BACKGROUND: Sepsis from burn injuries can result from colonisation of burn wounds, especially in large surface area burns. Reducing bacterial infection will reduce morbidity and mortality, and mortality for severe burns can be as high as 15 %. There are various quantitative and semi-quantitative techniques to monitor bacterial load on wounds. In the UK, burn wounds are typically monitored for the presence or absence of bacteria through the collection and culture of swabs, but no absolute count is obtained. Quantitative burn wound culture provides a measure of bacterial count and is gaining increased popularity in some countries. It is however more resource intensive, and evidence for its utility appears to be inconsistent. This systematic review therefore aims to assess the evidence on the utility and reliability of different quantitative microbiology techniques in terms of diagnosing or predicting clinical outcomes.
METHODS/DESIGN: Standard systematic review methods aimed at minimising bias will be employed for study identification, selection and data extraction. Bibliographic databases and ongoing trial registers will be searched and conference abstracts screened. Studies will be eligible if they are prospective studies or systematic reviews of burn patients (any age) for whom quantitative microbiology has been performed, whether it is compared to another method. Quality assessment will be based on quality assessment tools for diagnostic and prognostic studies and tailored to the review as necessary. Synthesis is likely to be primarily narrative, but meta-analysis may be considered where clinical and methodological homogeneity exists.
DISCUSSION: Given the increasing use of quantitative methods, this is a timely systematic review, which will attempt to clarify the evidence base. As far as the authors are aware, it will be the first to address this topic.

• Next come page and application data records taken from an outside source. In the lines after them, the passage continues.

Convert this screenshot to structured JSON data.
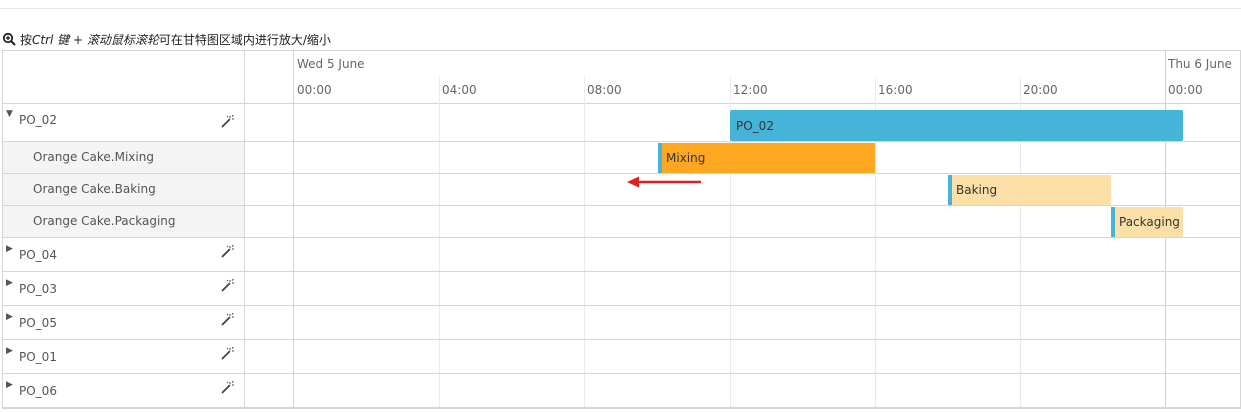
{
  "hint": {
    "prefix": "按 ",
    "key": "Ctrl 键 + 滚动鼠标滚轮",
    "suffix": "可在甘特图区域内进行放大/缩小"
  },
  "timeline": {
    "days": [
      "Wed 5 June",
      "Thu 6 June"
    ],
    "hours": [
      "00:00",
      "04:00",
      "08:00",
      "12:00",
      "16:00",
      "20:00",
      "00:00"
    ]
  },
  "rows": [
    {
      "label": "PO_02",
      "type": "parent",
      "expanded": true
    },
    {
      "label": "Orange Cake.Mixing",
      "type": "child"
    },
    {
      "label": "Orange Cake.Baking",
      "type": "child"
    },
    {
      "label": "Orange Cake.Packaging",
      "type": "child"
    },
    {
      "label": "PO_04",
      "type": "parent",
      "expanded": false
    },
    {
      "label": "PO_03",
      "type": "parent",
      "expanded": false
    },
    {
      "label": "PO_05",
      "type": "parent",
      "expanded": false
    },
    {
      "label": "PO_01",
      "type": "parent",
      "expanded": false
    },
    {
      "label": "PO_06",
      "type": "parent",
      "expanded": false
    }
  ],
  "bars": [
    {
      "label": "PO_02",
      "color": "#46b4d8"
    },
    {
      "label": "Mixing",
      "color": "#fea822"
    },
    {
      "label": "Baking",
      "color": "#fde0a8"
    },
    {
      "label": "Packaging",
      "color": "#fde0a8"
    }
  ],
  "icons": {
    "toggle_expanded": "triangle-down-icon",
    "toggle_collapsed": "triangle-right-icon",
    "row_action": "magic-wand-icon",
    "hint": "zoom-in-icon",
    "annotation": "red-left-arrow"
  },
  "colors": {
    "grid": "#d6d6d6",
    "arrow": "#e02020"
  }
}
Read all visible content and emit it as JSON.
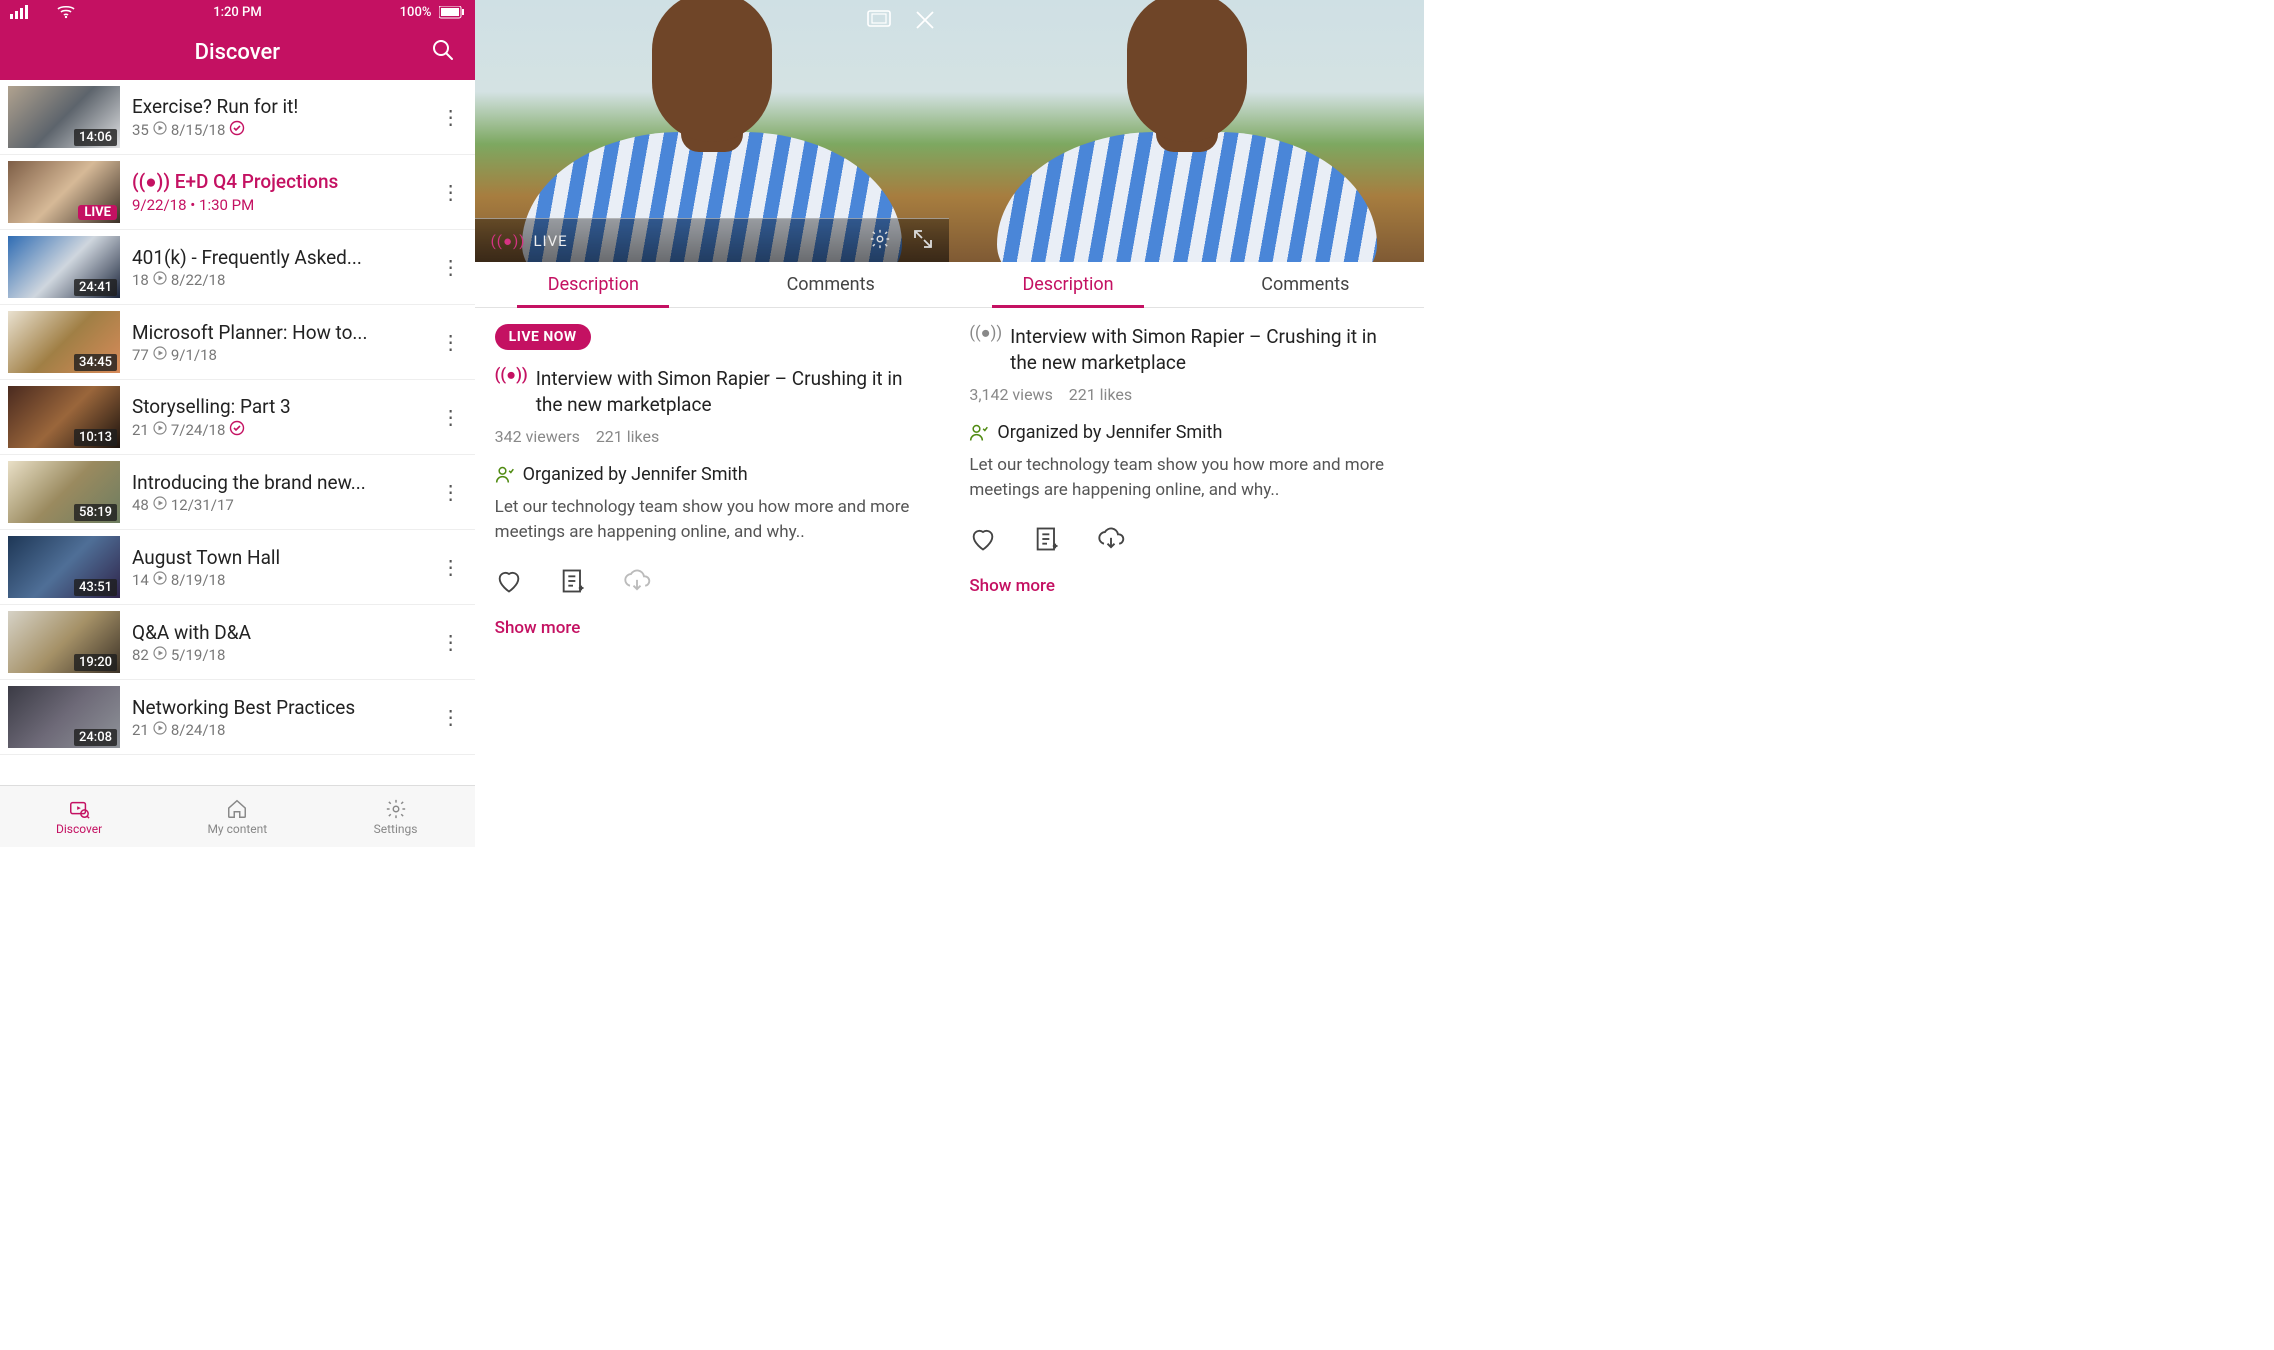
{
  "statusbar": {
    "time": "1:20 PM",
    "battery": "100%"
  },
  "header": {
    "title": "Discover"
  },
  "list": {
    "items": [
      {
        "title": "Exercise? Run for it!",
        "duration": "14:06",
        "views": "35",
        "date": "8/15/18",
        "watched": true,
        "live": false
      },
      {
        "title": "E+D Q4 Projections",
        "duration": "",
        "views": "",
        "date": "9/22/18 • 1:30 PM",
        "watched": false,
        "live": true,
        "live_label": "LIVE"
      },
      {
        "title": "401(k) - Frequently Asked...",
        "duration": "24:41",
        "views": "18",
        "date": "8/22/18",
        "watched": false,
        "live": false
      },
      {
        "title": "Microsoft Planner: How to...",
        "duration": "34:45",
        "views": "77",
        "date": "9/1/18",
        "watched": false,
        "live": false
      },
      {
        "title": "Storyselling: Part 3",
        "duration": "10:13",
        "views": "21",
        "date": "7/24/18",
        "watched": true,
        "live": false
      },
      {
        "title": "Introducing the brand new...",
        "duration": "58:19",
        "views": "48",
        "date": "12/31/17",
        "watched": false,
        "live": false
      },
      {
        "title": "August Town Hall",
        "duration": "43:51",
        "views": "14",
        "date": "8/19/18",
        "watched": false,
        "live": false
      },
      {
        "title": "Q&A with D&A",
        "duration": "19:20",
        "views": "82",
        "date": "5/19/18",
        "watched": false,
        "live": false
      },
      {
        "title": "Networking Best Practices",
        "duration": "24:08",
        "views": "21",
        "date": "8/24/18",
        "watched": false,
        "live": false
      }
    ]
  },
  "bottom_nav": {
    "discover": "Discover",
    "mycontent": "My content",
    "settings": "Settings"
  },
  "player_live": {
    "live_label": "LIVE",
    "tabs": {
      "description": "Description",
      "comments": "Comments"
    },
    "live_now": "LIVE NOW",
    "title": "Interview with Simon Rapier – Crushing it in the new marketplace",
    "viewers": "342 viewers",
    "likes": "221 likes",
    "organizer_label": "Organized by Jennifer Smith",
    "description": "Let our technology team show you how more and more meetings are happening online, and why..",
    "show_more": "Show more"
  },
  "player_vod": {
    "tabs": {
      "description": "Description",
      "comments": "Comments"
    },
    "title": "Interview with Simon Rapier – Crushing it in the new marketplace",
    "views": "3,142 views",
    "likes": "221 likes",
    "organizer_label": "Organized by Jennifer Smith",
    "description": "Let our technology team show you how more and more meetings are happening online, and why..",
    "show_more": "Show more"
  }
}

TRIAL REGISTRATION: PROSPERO, CRD42015023903.
|Publication status||Published - 6 Nov 2015|
- Quantitative microscopy
- Quantitative microbiology
- Systematic review